A story about Inflation, Ten Naira Note and Tokunbo Vehicles
Note: This article contains some curse words and was published as is to relay the writers true reflections about the topic.
Nairametricsǀ Yesterday, I parked somewhere, received the hailing from the security guys who allowed me to park, and entered the building. Knowing security chappies in our environment, I knew I’d have to give them a small something upon exiting. Problem was, I had just ₦500 notes in my wallet, and I’d be damned if I just dashed some random guy ₦500 because of hailing. Upon finishing my business, I proceeded to ask around for change. ₦200 in two places, and ₦100. No one had any, so I was forced to buy “Burger” peanuts. First shock of the day — those things which used to cost ₦50 before the wife put me on diet, are now ₦70. Second shock — the girl selling, did not have ₦20 or ₦10 notes, so change was a problem. I ended up buying two “Burgers”, for ₦140. Change of ₦350 was given to me as three ₦100 notes, and one ₦50 note. I gave the security guy ₦100, and the customary hailing that would have happened upon driving out, did not happen.
Two things I drew from this — first, the 18.48% headline inflation is real, and is touching everyone. This is seen in the fact that you can hardly get anything for ₦10 these days. That note has become redundant. Second, small notes, are disappearing from circulation. A fact confirmed by a recent newspaper report. It’s only a matter of time before traders begin to adjust their prices, upward, in order to avoid the trouble of having to find change for buyers. That will add to headline inflation.
One more thing, the recent list of “luxury” items taxed by our government, will make things worse. Again I ask — are we so adverse in using data to drive our decision making processes? Our biggest import is petrol. However, what is more important is that the list of “luxury” items being hit with more tax, includes used cars, anti-malarials, and antibiotics. In a region that is malaria endemic!
Let’s talk about the used cars, and I’ll use an illustration someone sent to me on WhatsApp:
Remember that cars are now imported only through the ports, so no more ‘Cotonou’ cars with fake duties.
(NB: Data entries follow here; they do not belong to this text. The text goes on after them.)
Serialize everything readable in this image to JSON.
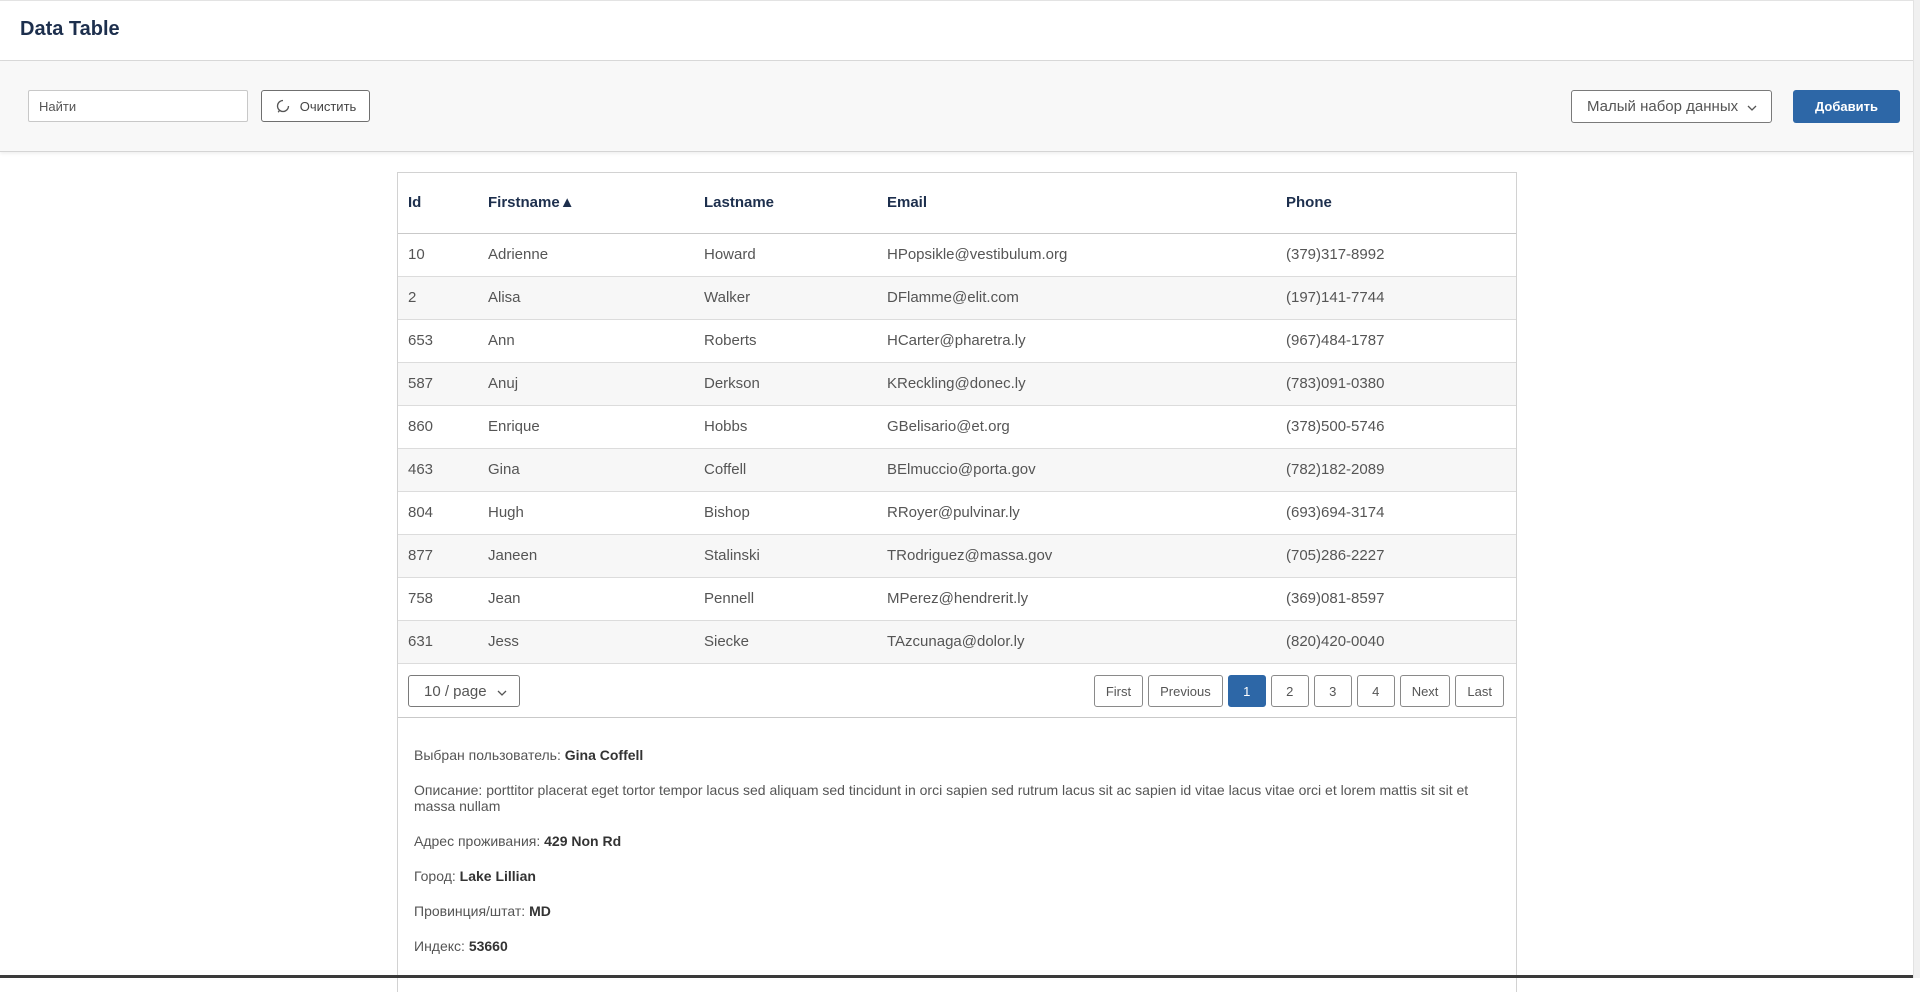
{
  "header": {
    "title": "Data Table"
  },
  "toolbar": {
    "search_placeholder": "Найти",
    "clear_label": "Очистить",
    "dataset_selected": "Малый набор данных",
    "add_label": "Добавить"
  },
  "table": {
    "columns": [
      "Id",
      "Firstname▲",
      "Lastname",
      "Email",
      "Phone"
    ],
    "rows": [
      [
        "10",
        "Adrienne",
        "Howard",
        "HPopsikle@vestibulum.org",
        "(379)317-8992"
      ],
      [
        "2",
        "Alisa",
        "Walker",
        "DFlamme@elit.com",
        "(197)141-7744"
      ],
      [
        "653",
        "Ann",
        "Roberts",
        "HCarter@pharetra.ly",
        "(967)484-1787"
      ],
      [
        "587",
        "Anuj",
        "Derkson",
        "KReckling@donec.ly",
        "(783)091-0380"
      ],
      [
        "860",
        "Enrique",
        "Hobbs",
        "GBelisario@et.org",
        "(378)500-5746"
      ],
      [
        "463",
        "Gina",
        "Coffell",
        "BElmuccio@porta.gov",
        "(782)182-2089"
      ],
      [
        "804",
        "Hugh",
        "Bishop",
        "RRoyer@pulvinar.ly",
        "(693)694-3174"
      ],
      [
        "877",
        "Janeen",
        "Stalinski",
        "TRodriguez@massa.gov",
        "(705)286-2227"
      ],
      [
        "758",
        "Jean",
        "Pennell",
        "MPerez@hendrerit.ly",
        "(369)081-8597"
      ],
      [
        "631",
        "Jess",
        "Siecke",
        "TAzcunaga@dolor.ly",
        "(820)420-0040"
      ]
    ]
  },
  "pager": {
    "page_size": "10 / page",
    "first": "First",
    "previous": "Previous",
    "pages": [
      "1",
      "2",
      "3",
      "4"
    ],
    "active_page": "1",
    "next": "Next",
    "last": "Last"
  },
  "details": {
    "selected_label": "Выбран пользователь:",
    "selected_value": "Gina Coffell",
    "description_label": "Описание:",
    "description_value": "porttitor placerat eget tortor tempor lacus sed aliquam sed tincidunt in orci sapien sed rutrum lacus sit ac sapien id vitae lacus vitae orci et lorem mattis sit sit et massa nullam",
    "address_label": "Адрес проживания:",
    "address_value": "429 Non Rd",
    "city_label": "Город:",
    "city_value": "Lake Lillian",
    "state_label": "Провинция/штат:",
    "state_value": "MD",
    "zip_label": "Индекс:",
    "zip_value": "53660"
  },
  "colors": {
    "accent": "#2d67a7",
    "heading": "#1d2f4d",
    "text": "#555555"
  },
  "icons": {
    "clear": "refresh-icon",
    "dropdown": "chevron-down-icon"
  }
}
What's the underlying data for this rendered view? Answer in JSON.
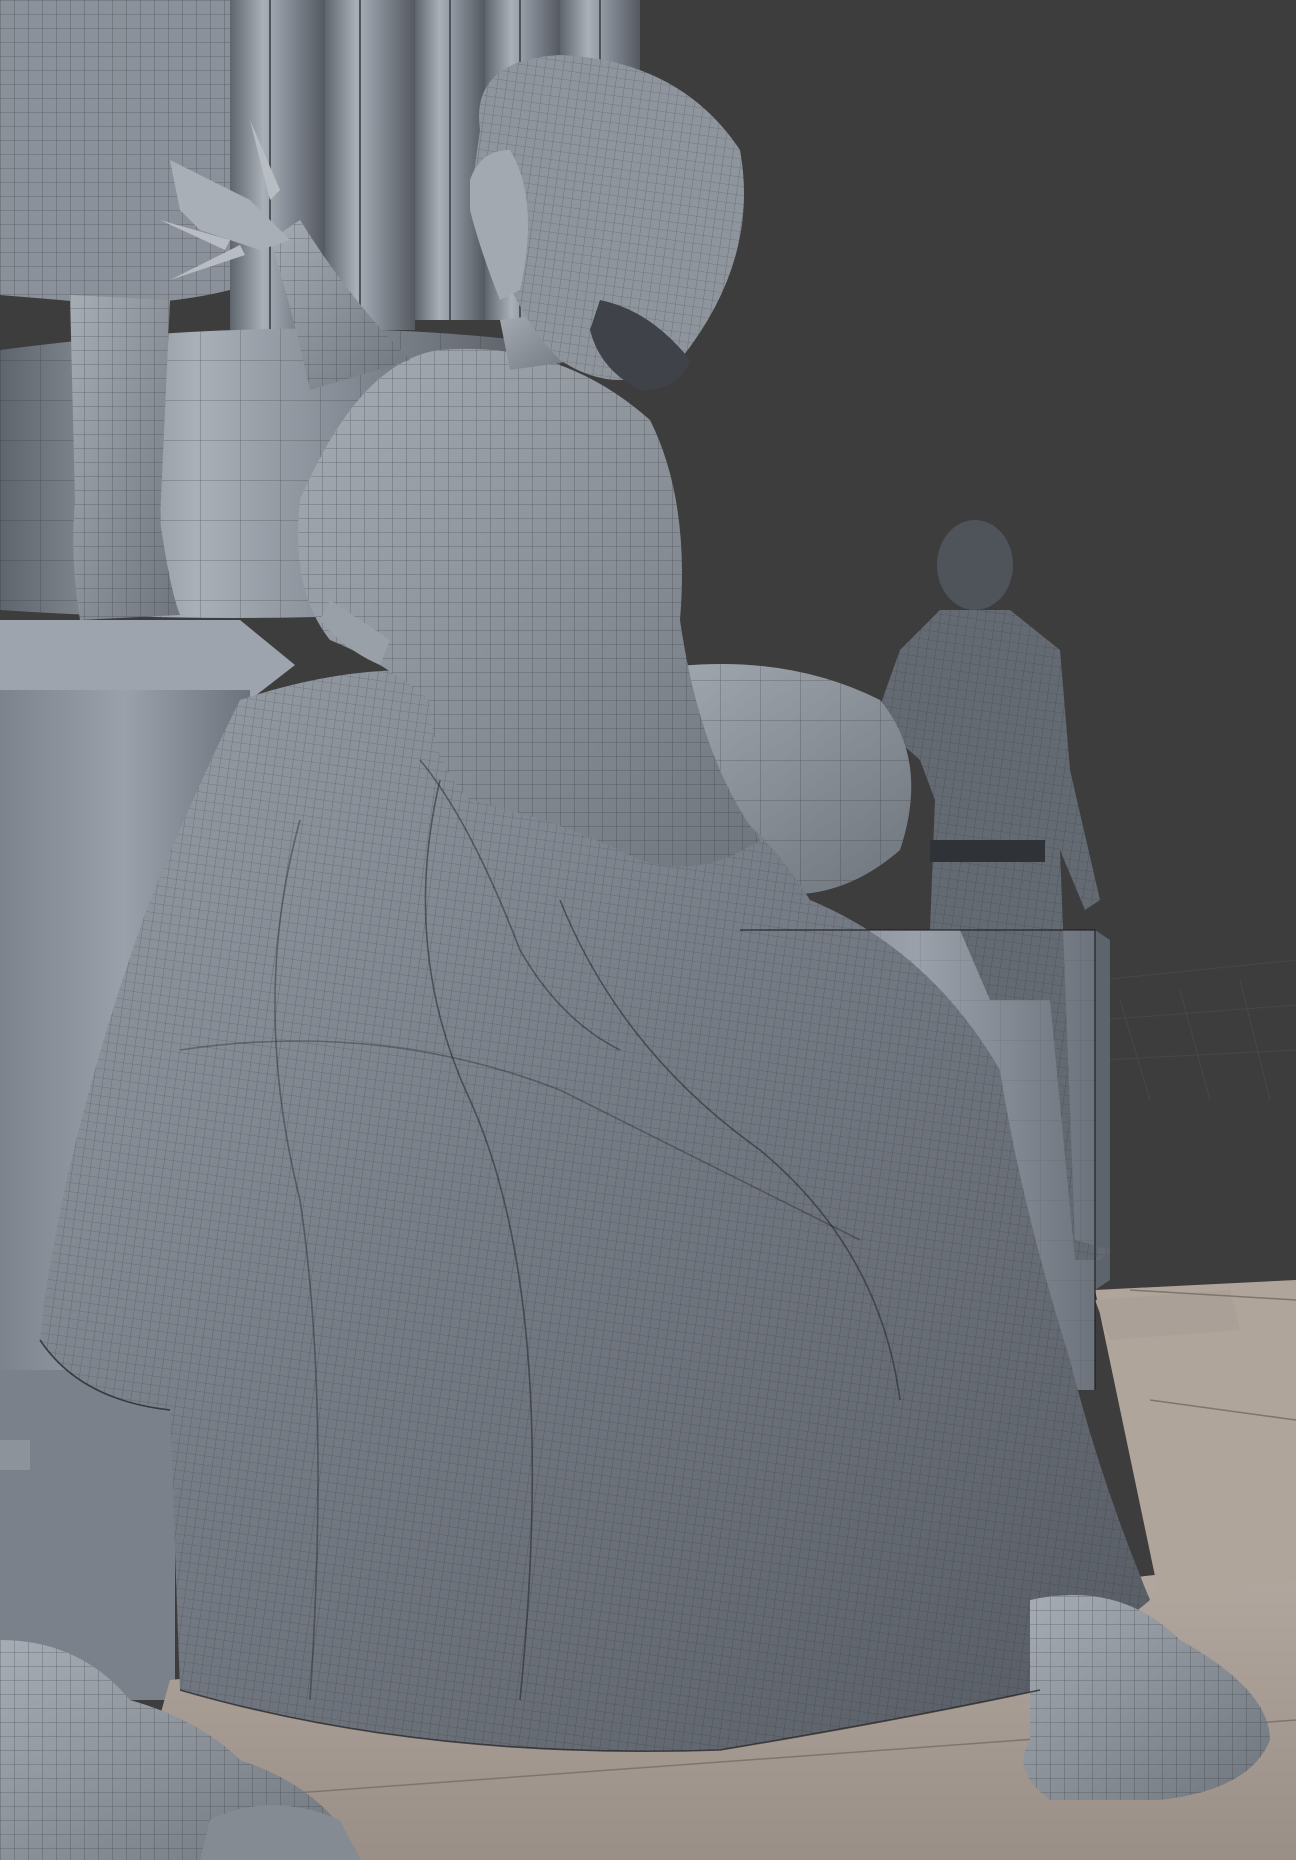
{
  "viewport": {
    "shading": "solid-with-wireframe-overlay",
    "background_color": "#3d3d3d",
    "mesh_color": "#8d939b",
    "floor_color": "#a69a91",
    "objects": [
      {
        "name": "standing-statue-legs"
      },
      {
        "name": "column-cluster"
      },
      {
        "name": "seated-woman-statue"
      },
      {
        "name": "soldier-figure"
      },
      {
        "name": "stone-pedestals"
      },
      {
        "name": "floor-slabs"
      }
    ]
  }
}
Also remember that a dollar now costs ₦500. So, a 4 year-old Honda or Toyota salon will still sell for $20,000 in the US as always, but that is now ₦10 million, not the ₦3.3 million of 3 years ago. Add 35% tariff (₦3.5 million) and shipping, and you are looking at ₦15 million for a 4-year old used Honda in Nigeria.
How many among the ‘middle class’ can afford that much for a car? Of course, we will see the usual defence — that the recession was not PMB’s fault and Nigerians have to tighten up. Agreed, but have public officials tightened up? They will still buy new SUVs with public funds and pay the 70% import duties with public funds. Four years later, the SUVs are theirs at give-away prices under current public service rules.
So, expect the National Assembly and government agencies to buy more “official vehicles” in 2017. Expect the customs service to “earn” more “revenues” from imported cars; revenues which, in fact, came from public funds. A classic case of robbing Peter to pay Paul. So, you don’t intend buying a car? Well, the Jettas, Siennas and Vectras you board at motor parks are also imported, which means more transport fares for you in 2017.
Worse is this — most of the drugs we “manufacture” here, source their raw materials from the abroad. Why do they?
Value chain. Despite all the noise, we have done nothing to encourage local manufacturing, so it is cheaper for them to source their materials from abroad. Let’s start with the basics — transporting products between Nigerian cities is a mess, because the roads are shit, and then various groups that spring up to demand various “taxes” read, rents. We haven’t sorted it, but we want goods to move from point A to point B cheaply? Then the big monster in the room. It costs 6 times as more to run an industry in Nigeria (Tom Burgis, 2015) than in the UK, because of the power issues. This means that whatever any industry in Nigeria will process will cost more than the foreign alternative. We’ve not solved power. We’ve not sorted cheap transport. We don’t use our waterways. We’ve not raised wages, yet we are banning?